What you have to do - Once the pictures are removed, reproduce what is left of the data below exactly.

[Dataset rows describing interfaces]

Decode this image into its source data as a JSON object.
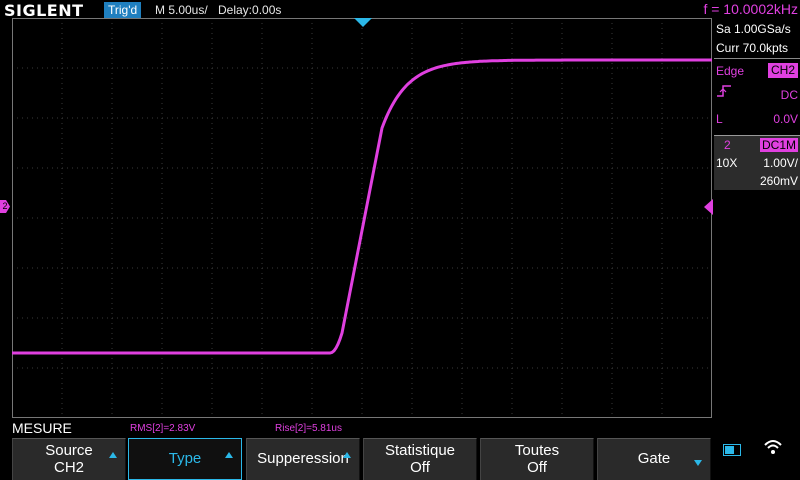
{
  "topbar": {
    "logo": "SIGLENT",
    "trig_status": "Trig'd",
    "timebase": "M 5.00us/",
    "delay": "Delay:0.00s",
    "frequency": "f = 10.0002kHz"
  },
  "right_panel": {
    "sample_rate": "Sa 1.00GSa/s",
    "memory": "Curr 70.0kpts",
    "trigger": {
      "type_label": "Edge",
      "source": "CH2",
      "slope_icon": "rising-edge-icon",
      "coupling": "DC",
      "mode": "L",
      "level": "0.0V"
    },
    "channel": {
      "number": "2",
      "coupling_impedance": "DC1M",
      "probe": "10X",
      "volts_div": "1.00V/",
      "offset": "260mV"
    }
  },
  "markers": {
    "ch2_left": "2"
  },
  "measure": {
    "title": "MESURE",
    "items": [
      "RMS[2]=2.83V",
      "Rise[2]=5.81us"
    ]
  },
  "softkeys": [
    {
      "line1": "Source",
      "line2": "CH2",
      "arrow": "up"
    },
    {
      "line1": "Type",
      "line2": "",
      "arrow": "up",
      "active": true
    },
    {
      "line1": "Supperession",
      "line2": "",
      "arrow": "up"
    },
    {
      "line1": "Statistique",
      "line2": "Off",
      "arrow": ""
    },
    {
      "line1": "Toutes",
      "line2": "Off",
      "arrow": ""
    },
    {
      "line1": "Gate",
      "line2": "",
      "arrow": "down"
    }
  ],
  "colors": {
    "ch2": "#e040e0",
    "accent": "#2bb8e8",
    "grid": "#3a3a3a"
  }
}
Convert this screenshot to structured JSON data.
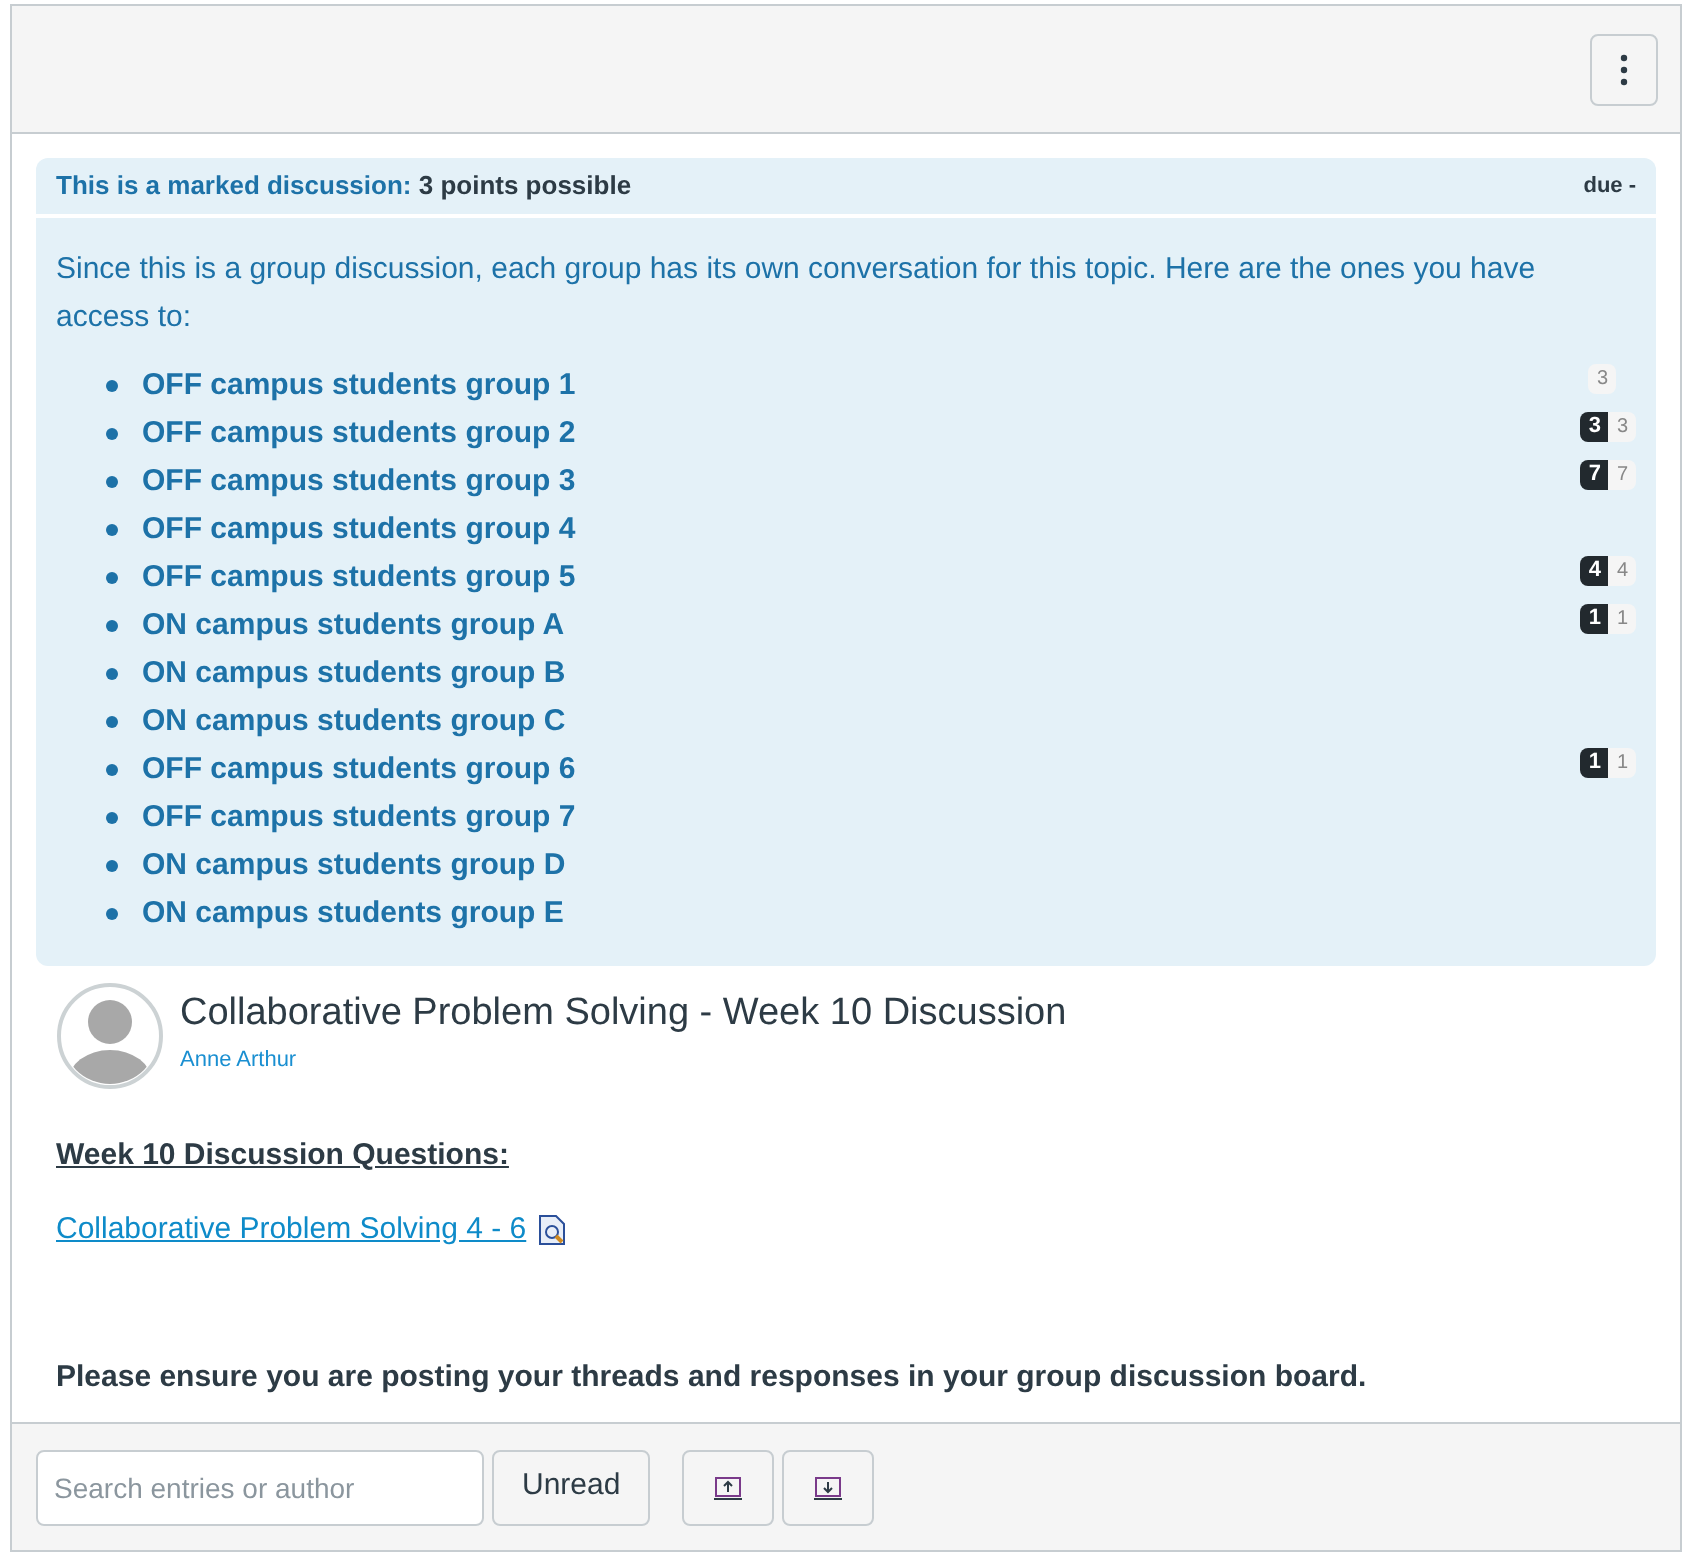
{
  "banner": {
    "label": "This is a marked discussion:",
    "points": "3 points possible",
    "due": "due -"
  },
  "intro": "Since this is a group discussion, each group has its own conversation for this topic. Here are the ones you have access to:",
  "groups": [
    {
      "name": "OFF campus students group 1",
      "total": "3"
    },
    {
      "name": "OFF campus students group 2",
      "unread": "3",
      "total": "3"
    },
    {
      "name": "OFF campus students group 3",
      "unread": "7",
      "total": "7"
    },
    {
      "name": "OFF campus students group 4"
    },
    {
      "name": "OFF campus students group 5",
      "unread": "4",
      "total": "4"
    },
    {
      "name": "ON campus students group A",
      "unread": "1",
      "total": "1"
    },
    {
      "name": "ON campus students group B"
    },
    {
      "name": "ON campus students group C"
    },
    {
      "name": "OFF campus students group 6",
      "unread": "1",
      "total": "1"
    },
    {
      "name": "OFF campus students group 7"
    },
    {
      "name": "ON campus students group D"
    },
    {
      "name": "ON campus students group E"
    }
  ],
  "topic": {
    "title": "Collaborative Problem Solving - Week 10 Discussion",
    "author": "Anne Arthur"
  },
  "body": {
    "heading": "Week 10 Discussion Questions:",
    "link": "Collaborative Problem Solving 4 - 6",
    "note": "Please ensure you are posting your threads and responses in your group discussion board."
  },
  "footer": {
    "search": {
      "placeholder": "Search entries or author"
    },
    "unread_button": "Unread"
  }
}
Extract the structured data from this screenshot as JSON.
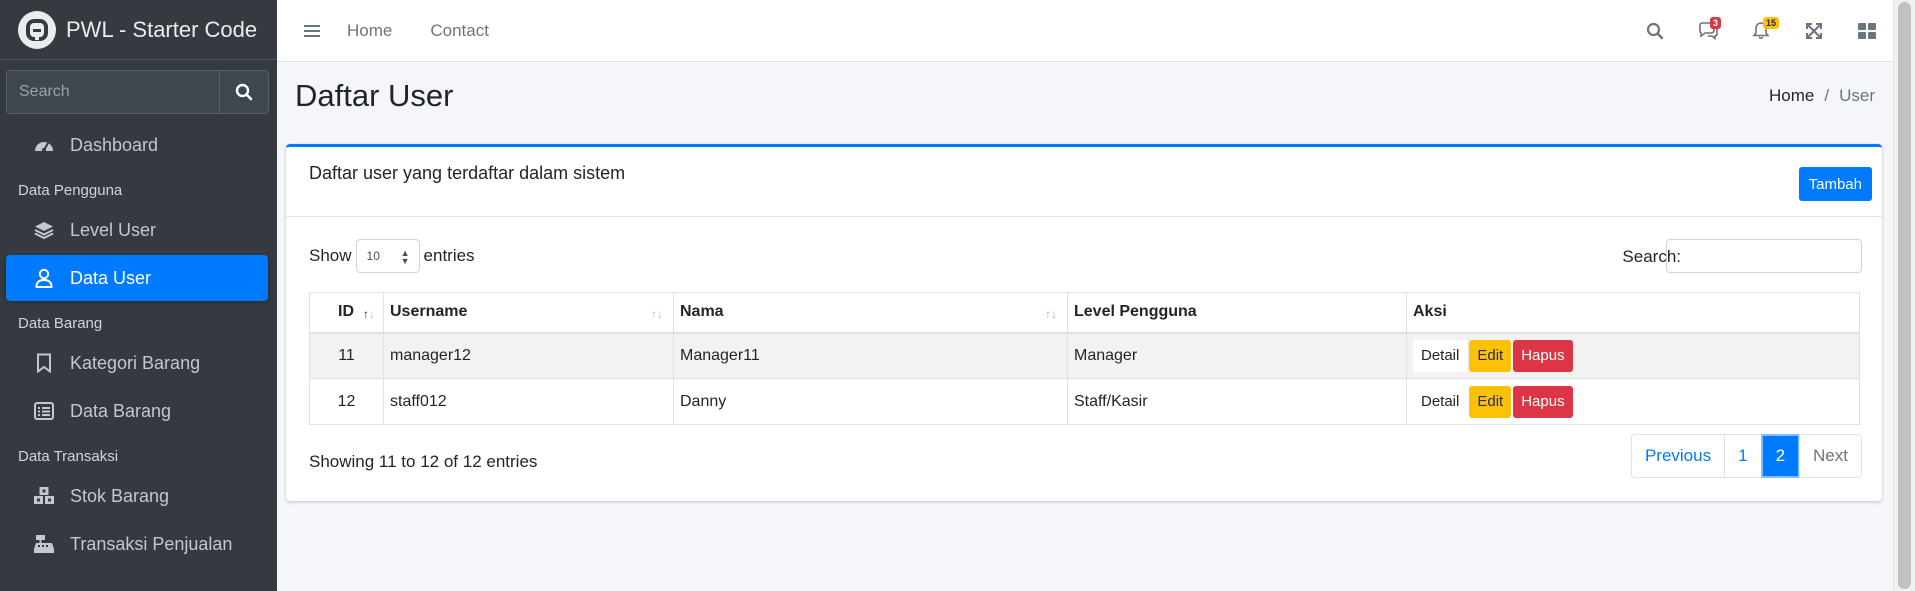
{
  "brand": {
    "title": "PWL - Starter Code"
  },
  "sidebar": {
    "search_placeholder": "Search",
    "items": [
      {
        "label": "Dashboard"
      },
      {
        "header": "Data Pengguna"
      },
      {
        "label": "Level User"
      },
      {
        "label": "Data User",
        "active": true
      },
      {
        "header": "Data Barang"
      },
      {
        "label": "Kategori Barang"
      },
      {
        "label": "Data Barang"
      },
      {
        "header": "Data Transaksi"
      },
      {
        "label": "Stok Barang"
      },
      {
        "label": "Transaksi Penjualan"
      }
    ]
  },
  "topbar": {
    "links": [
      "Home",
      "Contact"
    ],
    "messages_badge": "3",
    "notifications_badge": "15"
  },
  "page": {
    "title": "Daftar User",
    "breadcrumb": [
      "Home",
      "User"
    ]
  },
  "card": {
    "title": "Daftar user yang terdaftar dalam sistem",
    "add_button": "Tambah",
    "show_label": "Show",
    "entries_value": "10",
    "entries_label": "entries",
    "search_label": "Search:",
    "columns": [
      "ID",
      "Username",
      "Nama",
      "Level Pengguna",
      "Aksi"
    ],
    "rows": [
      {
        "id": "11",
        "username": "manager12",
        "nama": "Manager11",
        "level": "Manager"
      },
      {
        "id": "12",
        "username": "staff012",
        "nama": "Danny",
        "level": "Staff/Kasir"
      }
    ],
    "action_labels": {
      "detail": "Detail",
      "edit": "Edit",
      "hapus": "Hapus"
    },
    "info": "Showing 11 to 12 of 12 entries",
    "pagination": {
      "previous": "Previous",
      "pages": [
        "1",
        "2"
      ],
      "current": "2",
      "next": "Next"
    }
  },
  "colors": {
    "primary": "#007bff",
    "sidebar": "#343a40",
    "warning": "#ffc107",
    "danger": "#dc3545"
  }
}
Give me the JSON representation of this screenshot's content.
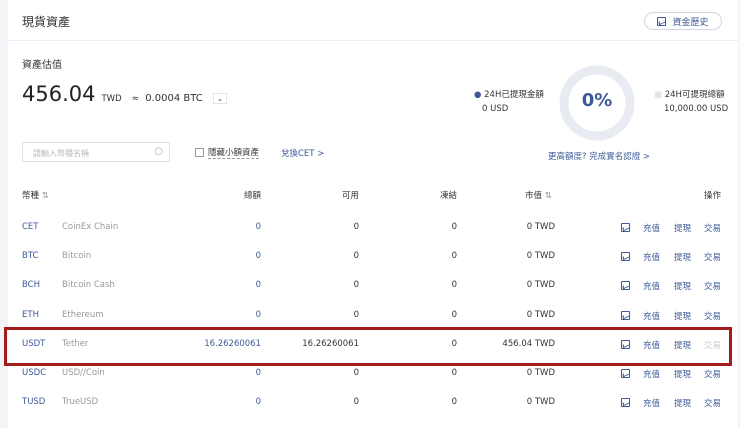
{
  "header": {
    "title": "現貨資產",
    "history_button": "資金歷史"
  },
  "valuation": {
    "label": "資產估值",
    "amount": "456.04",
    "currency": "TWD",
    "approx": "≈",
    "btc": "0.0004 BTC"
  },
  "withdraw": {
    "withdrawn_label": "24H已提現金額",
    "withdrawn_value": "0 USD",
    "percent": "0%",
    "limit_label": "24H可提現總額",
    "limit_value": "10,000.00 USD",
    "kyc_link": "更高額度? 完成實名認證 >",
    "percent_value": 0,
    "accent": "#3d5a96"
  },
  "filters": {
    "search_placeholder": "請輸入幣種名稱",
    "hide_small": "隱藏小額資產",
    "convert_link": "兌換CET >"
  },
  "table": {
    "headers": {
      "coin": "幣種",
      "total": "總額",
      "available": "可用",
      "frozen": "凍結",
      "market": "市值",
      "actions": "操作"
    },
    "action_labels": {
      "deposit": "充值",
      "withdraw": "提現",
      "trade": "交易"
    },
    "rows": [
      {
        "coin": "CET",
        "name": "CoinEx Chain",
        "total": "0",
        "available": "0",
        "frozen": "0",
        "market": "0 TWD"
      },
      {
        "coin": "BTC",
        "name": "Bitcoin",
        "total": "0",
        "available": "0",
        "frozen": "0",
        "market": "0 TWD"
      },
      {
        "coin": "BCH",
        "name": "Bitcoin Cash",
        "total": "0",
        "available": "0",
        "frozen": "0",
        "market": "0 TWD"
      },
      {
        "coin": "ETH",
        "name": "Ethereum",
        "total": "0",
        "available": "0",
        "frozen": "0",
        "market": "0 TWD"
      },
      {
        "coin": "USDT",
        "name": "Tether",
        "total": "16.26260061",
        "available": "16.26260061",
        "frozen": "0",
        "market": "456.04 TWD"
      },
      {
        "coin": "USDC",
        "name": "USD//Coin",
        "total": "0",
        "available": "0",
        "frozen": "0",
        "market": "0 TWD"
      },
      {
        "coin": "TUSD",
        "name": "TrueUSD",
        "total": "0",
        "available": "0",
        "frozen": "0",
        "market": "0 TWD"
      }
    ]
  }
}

Exercise response -
Decode this image into its source data as a JSON object.
{
  "topbar": {
    "logo": "SIGLENT",
    "trig_status": "Trig'd",
    "timebase": "M 5.00us/",
    "delay": "Delay:0.00s",
    "frequency": "f = 10.0002kHz"
  },
  "right_panel": {
    "sample_rate": "Sa 1.00GSa/s",
    "memory": "Curr 70.0kpts",
    "trigger": {
      "type_label": "Edge",
      "source": "CH2",
      "slope_icon": "rising-edge-icon",
      "coupling": "DC",
      "mode": "L",
      "level": "0.0V"
    },
    "channel": {
      "number": "2",
      "coupling_impedance": "DC1M",
      "probe": "10X",
      "volts_div": "1.00V/",
      "offset": "260mV"
    }
  },
  "markers": {
    "ch2_left": "2"
  },
  "measure": {
    "title": "MESURE",
    "items": [
      "RMS[2]=2.83V",
      "Rise[2]=5.81us"
    ]
  },
  "softkeys": [
    {
      "line1": "Source",
      "line2": "CH2",
      "arrow": "up"
    },
    {
      "line1": "Type",
      "line2": "",
      "arrow": "up",
      "active": true
    },
    {
      "line1": "Supperession",
      "line2": "",
      "arrow": "up"
    },
    {
      "line1": "Statistique",
      "line2": "Off",
      "arrow": ""
    },
    {
      "line1": "Toutes",
      "line2": "Off",
      "arrow": ""
    },
    {
      "line1": "Gate",
      "line2": "",
      "arrow": "down"
    }
  ],
  "colors": {
    "ch2": "#e040e0",
    "accent": "#2bb8e8",
    "grid": "#3a3a3a"
  }
}
Convert this screenshot to structured JSON data.
{
  "banner": {
    "label": "This is a marked discussion:",
    "points": "3 points possible",
    "due": "due -"
  },
  "intro": "Since this is a group discussion, each group has its own conversation for this topic. Here are the ones you have access to:",
  "groups": [
    {
      "name": "OFF campus students group 1",
      "total": "3"
    },
    {
      "name": "OFF campus students group 2",
      "unread": "3",
      "total": "3"
    },
    {
      "name": "OFF campus students group 3",
      "unread": "7",
      "total": "7"
    },
    {
      "name": "OFF campus students group 4"
    },
    {
      "name": "OFF campus students group 5",
      "unread": "4",
      "total": "4"
    },
    {
      "name": "ON campus students group A",
      "unread": "1",
      "total": "1"
    },
    {
      "name": "ON campus students group B"
    },
    {
      "name": "ON campus students group C"
    },
    {
      "name": "OFF campus students group 6",
      "unread": "1",
      "total": "1"
    },
    {
      "name": "OFF campus students group 7"
    },
    {
      "name": "ON campus students group D"
    },
    {
      "name": "ON campus students group E"
    }
  ],
  "topic": {
    "title": "Collaborative Problem Solving - Week 10 Discussion",
    "author": "Anne Arthur"
  },
  "body": {
    "heading": "Week 10 Discussion Questions:",
    "link": "Collaborative Problem Solving 4 - 6",
    "note": "Please ensure you are posting your threads and responses in your group discussion board."
  },
  "footer": {
    "search": {
      "placeholder": "Search entries or author"
    },
    "unread_button": "Unread"
  }
}
Extract the structured data from this screenshot as JSON.
{
  "brand": {
    "title": "PWL - Starter Code"
  },
  "sidebar": {
    "search_placeholder": "Search",
    "items": [
      {
        "label": "Dashboard"
      },
      {
        "header": "Data Pengguna"
      },
      {
        "label": "Level User"
      },
      {
        "label": "Data User",
        "active": true
      },
      {
        "header": "Data Barang"
      },
      {
        "label": "Kategori Barang"
      },
      {
        "label": "Data Barang"
      },
      {
        "header": "Data Transaksi"
      },
      {
        "label": "Stok Barang"
      },
      {
        "label": "Transaksi Penjualan"
      }
    ]
  },
  "topbar": {
    "links": [
      "Home",
      "Contact"
    ],
    "messages_badge": "3",
    "notifications_badge": "15"
  },
  "page": {
    "title": "Daftar User",
    "breadcrumb": [
      "Home",
      "User"
    ]
  },
  "card": {
    "title": "Daftar user yang terdaftar dalam sistem",
    "add_button": "Tambah",
    "show_label": "Show",
    "entries_value": "10",
    "entries_label": "entries",
    "search_label": "Search:",
    "columns": [
      "ID",
      "Username",
      "Nama",
      "Level Pengguna",
      "Aksi"
    ],
    "rows": [
      {
        "id": "11",
        "username": "manager12",
        "nama": "Manager11",
        "level": "Manager"
      },
      {
        "id": "12",
        "username": "staff012",
        "nama": "Danny",
        "level": "Staff/Kasir"
      }
    ],
    "action_labels": {
      "detail": "Detail",
      "edit": "Edit",
      "hapus": "Hapus"
    },
    "info": "Showing 11 to 12 of 12 entries",
    "pagination": {
      "previous": "Previous",
      "pages": [
        "1",
        "2"
      ],
      "current": "2",
      "next": "Next"
    }
  },
  "colors": {
    "primary": "#007bff",
    "sidebar": "#343a40",
    "warning": "#ffc107",
    "danger": "#dc3545"
  }
}
Give me the JSON representation of this screenshot's content.
{
  "header": {
    "title": "現貨資產",
    "history_button": "資金歷史"
  },
  "valuation": {
    "label": "資產估值",
    "amount": "456.04",
    "currency": "TWD",
    "approx": "≈",
    "btc": "0.0004 BTC"
  },
  "withdraw": {
    "withdrawn_label": "24H已提現金額",
    "withdrawn_value": "0 USD",
    "percent": "0%",
    "limit_label": "24H可提現總額",
    "limit_value": "10,000.00 USD",
    "kyc_link": "更高額度? 完成實名認證 >",
    "percent_value": 0,
    "accent": "#3d5a96"
  },
  "filters": {
    "search_placeholder": "請輸入幣種名稱",
    "hide_small": "隱藏小額資產",
    "convert_link": "兌換CET >"
  },
  "table": {
    "headers": {
      "coin": "幣種",
      "total": "總額",
      "available": "可用",
      "frozen": "凍結",
      "market": "市值",
      "actions": "操作"
    },
    "action_labels": {
      "deposit": "充值",
      "withdraw": "提現",
      "trade": "交易"
    },
    "rows": [
      {
        "coin": "CET",
        "name": "CoinEx Chain",
        "total": "0",
        "available": "0",
        "frozen": "0",
        "market": "0 TWD"
      },
      {
        "coin": "BTC",
        "name": "Bitcoin",
        "total": "0",
        "available": "0",
        "frozen": "0",
        "market": "0 TWD"
      },
      {
        "coin": "BCH",
        "name": "Bitcoin Cash",
        "total": "0",
        "available": "0",
        "frozen": "0",
        "market": "0 TWD"
      },
      {
        "coin": "ETH",
        "name": "Ethereum",
        "total": "0",
        "available": "0",
        "frozen": "0",
        "market": "0 TWD"
      },
      {
        "coin": "USDT",
        "name": "Tether",
        "total": "16.26260061",
        "available": "16.26260061",
        "frozen": "0",
        "market": "456.04 TWD"
      },
      {
        "coin": "USDC",
        "name": "USD//Coin",
        "total": "0",
        "available": "0",
        "frozen": "0",
        "market": "0 TWD"
      },
      {
        "coin": "TUSD",
        "name": "TrueUSD",
        "total": "0",
        "available": "0",
        "frozen": "0",
        "market": "0 TWD"
      }
    ]
  }
}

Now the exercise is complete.